This year I have been speaking to various networking groups about “How to Improve Your 30-Second Elevator Pitch” as a part of our Back to Basics 2.0 business series. These presentations emphasize the importance of constructing the right message(s) in communicating your customer value proposition to a diverse audience, and building new alliances and business relationships.
Whether it’s your 30-second elevator pitch, headline for a sales letter, Blog article, YouTube video or another form of communication, here are some important things for you to consider when developing your message with a specific target audience in mind:
- Have something important to say. The message to your target audience needs to be clear, concise, on-topic, and packed with rich content that motivates them to keep reading or listening.
- Choose your words carefully.

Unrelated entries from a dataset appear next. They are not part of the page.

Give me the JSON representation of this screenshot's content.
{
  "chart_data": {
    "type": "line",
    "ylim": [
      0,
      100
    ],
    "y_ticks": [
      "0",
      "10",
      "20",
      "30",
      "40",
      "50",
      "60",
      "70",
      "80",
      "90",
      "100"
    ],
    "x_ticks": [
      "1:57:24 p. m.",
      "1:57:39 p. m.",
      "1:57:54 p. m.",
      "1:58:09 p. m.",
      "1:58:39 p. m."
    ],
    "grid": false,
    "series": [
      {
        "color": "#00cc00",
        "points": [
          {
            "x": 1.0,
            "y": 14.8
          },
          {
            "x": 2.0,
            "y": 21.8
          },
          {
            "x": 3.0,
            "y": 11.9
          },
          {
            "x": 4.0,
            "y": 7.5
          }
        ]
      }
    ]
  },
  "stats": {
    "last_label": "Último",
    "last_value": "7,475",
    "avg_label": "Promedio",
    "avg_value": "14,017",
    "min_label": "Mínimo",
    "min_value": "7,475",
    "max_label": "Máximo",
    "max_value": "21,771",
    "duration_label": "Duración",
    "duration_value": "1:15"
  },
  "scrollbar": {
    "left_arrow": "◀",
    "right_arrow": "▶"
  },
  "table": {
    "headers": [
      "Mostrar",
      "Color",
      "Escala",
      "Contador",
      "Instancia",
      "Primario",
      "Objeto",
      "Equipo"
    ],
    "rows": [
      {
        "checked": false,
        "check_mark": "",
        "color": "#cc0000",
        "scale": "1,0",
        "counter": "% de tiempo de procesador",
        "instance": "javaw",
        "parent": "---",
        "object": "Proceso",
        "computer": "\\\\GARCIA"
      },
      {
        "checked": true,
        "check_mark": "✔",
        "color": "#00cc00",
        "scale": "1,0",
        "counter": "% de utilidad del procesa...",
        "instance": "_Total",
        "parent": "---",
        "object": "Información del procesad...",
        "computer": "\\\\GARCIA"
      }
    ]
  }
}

Make sure your vocabulary fits the intended audience. Use powerful words and phrases they fully understand to help engage them in a dialogue.
- Create a visual image for the reader or listener to strengthen the connection with your audience. Tell a brief story relevant to the topic to peak their interest, and help get your point across.
- Be sure your message is goal oriented and designed with a specific outcome in mind. Your message needs a call to action so the audience knows what you want and most importantly, what is in it for them.
- Adjust your message content to ensure that you’ve connected with your target audience. If you are developing a new flyer for example, create 3-5 different messages and then test each to determine which one yields the best response rates.
One of the biggest challenges we all encounter is how to design the appropriate message when multiple target audiences are involved. Here I would stress selecting general topics or themes that appeal to the masses, or tighter focused messages that hit each of the target audiences separately. The latter requires much more effort and forethought, but ultimately should result in higher response rates.
While there is no one right answer when it comes to connecting your message with your audience, the more you know about your target audience, the easier it will be to craft a message that produces the desired result.
COPYRIGHT © 2010-11 John Carroll